Usually the insulation goes up to match, but not always. When I lived in Chicago my winter coat was just a lined thick wool coat that went almost to the knees. By keeping the wind off the legs it was warmer than a down parka that left the legs exposed.
In my area (Wisconsin), a coat is a heavier outer garment ("winter coat") and a jacket is lighter ("spring jacket").
Of course, here in the northern part of the country we have very cold winters, and we need different words to describe these things. For example: "Is it warm enough for a jacket, or do I need to bring a coat?"

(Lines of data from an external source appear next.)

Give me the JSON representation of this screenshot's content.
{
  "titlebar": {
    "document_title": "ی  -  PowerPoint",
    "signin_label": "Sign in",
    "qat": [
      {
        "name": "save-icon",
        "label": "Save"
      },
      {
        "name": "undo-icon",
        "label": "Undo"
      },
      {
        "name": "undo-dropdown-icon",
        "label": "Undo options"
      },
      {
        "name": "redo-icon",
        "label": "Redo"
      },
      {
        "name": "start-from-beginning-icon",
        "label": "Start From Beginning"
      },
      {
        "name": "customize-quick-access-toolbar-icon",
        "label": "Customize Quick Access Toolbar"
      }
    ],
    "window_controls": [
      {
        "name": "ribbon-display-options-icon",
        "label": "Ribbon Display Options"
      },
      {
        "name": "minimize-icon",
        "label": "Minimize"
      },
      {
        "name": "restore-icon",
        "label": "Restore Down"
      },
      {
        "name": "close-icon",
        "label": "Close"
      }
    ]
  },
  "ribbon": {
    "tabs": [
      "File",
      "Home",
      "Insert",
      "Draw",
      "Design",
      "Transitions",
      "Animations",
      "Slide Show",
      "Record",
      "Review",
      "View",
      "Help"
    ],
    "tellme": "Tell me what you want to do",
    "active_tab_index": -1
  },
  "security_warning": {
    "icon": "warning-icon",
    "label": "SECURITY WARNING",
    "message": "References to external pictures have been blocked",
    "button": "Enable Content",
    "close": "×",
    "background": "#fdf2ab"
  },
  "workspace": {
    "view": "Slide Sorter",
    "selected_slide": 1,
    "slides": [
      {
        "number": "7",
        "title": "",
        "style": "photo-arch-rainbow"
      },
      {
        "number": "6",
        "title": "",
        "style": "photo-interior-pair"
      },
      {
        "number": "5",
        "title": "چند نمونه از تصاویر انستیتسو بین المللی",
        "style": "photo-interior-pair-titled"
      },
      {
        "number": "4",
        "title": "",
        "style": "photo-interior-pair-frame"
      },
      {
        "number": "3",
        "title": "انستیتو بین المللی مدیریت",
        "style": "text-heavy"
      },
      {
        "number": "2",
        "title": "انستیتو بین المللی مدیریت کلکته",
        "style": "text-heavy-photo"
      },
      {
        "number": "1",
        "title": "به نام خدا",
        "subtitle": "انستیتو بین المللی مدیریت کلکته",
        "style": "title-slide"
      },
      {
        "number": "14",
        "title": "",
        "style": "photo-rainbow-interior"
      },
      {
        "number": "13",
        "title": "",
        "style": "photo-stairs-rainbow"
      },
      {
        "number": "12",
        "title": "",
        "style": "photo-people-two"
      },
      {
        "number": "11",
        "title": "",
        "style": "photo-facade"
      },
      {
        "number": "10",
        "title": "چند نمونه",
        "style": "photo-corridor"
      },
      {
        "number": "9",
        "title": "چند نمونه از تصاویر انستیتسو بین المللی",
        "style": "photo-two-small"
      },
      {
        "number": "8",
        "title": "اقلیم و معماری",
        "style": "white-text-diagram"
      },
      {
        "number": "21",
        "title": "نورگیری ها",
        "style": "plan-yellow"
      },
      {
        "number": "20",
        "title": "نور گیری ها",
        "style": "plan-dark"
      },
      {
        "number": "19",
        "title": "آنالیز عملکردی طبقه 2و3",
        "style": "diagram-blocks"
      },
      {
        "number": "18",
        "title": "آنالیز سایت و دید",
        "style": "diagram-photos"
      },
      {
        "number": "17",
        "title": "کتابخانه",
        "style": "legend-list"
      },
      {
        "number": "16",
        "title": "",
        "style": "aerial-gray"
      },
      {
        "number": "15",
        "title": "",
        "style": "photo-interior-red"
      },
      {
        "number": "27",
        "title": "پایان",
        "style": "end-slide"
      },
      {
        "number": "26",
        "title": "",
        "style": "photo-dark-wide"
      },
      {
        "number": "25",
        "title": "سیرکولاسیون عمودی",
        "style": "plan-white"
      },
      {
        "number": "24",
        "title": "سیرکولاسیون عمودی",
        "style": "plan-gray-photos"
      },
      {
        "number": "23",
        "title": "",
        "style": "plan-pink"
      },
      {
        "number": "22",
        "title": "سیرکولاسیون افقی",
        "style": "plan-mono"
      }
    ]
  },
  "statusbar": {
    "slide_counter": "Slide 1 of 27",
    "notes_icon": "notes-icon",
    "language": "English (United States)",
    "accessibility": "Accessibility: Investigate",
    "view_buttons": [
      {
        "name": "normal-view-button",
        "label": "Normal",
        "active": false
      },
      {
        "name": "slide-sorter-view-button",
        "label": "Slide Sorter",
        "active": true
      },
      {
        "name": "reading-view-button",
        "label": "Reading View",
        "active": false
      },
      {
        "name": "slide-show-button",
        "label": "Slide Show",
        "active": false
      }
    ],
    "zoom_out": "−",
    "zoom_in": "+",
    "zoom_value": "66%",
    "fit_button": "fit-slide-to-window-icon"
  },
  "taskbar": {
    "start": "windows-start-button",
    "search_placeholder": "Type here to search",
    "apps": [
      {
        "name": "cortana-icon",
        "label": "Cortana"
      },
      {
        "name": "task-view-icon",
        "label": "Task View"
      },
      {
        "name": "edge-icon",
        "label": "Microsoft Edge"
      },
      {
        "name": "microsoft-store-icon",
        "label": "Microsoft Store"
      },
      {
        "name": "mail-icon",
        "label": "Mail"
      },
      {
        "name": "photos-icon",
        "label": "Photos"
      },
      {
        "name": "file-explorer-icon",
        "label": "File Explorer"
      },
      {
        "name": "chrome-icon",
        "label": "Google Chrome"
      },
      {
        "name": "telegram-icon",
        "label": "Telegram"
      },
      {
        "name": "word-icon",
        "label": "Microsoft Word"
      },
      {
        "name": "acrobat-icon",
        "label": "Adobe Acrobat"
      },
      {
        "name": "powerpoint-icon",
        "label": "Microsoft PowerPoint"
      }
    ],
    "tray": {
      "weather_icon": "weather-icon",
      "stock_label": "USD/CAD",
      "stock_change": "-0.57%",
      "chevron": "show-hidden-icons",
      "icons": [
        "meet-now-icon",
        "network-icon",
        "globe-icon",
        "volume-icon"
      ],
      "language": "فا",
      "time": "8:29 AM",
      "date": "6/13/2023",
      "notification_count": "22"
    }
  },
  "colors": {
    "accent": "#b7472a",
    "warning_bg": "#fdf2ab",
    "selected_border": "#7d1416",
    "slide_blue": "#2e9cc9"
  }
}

NG, I don't think it's due to 'dialect'. In Ame, coat usually refers to a longer outergarment whereas jacket usually refers to a shorter one.
Any jacket can be considered a coat (an outer piece of clothing that can be long or short and that is worn to keep warm or dry) but not every coat can be considered a jacket (a garment for the upper body usually having a front opening, collar, lapels, sleeves, and pockets) which has a much more restrictive definition, and can refer not only to short outerwear, but the upper garment in a suit, or anything like it.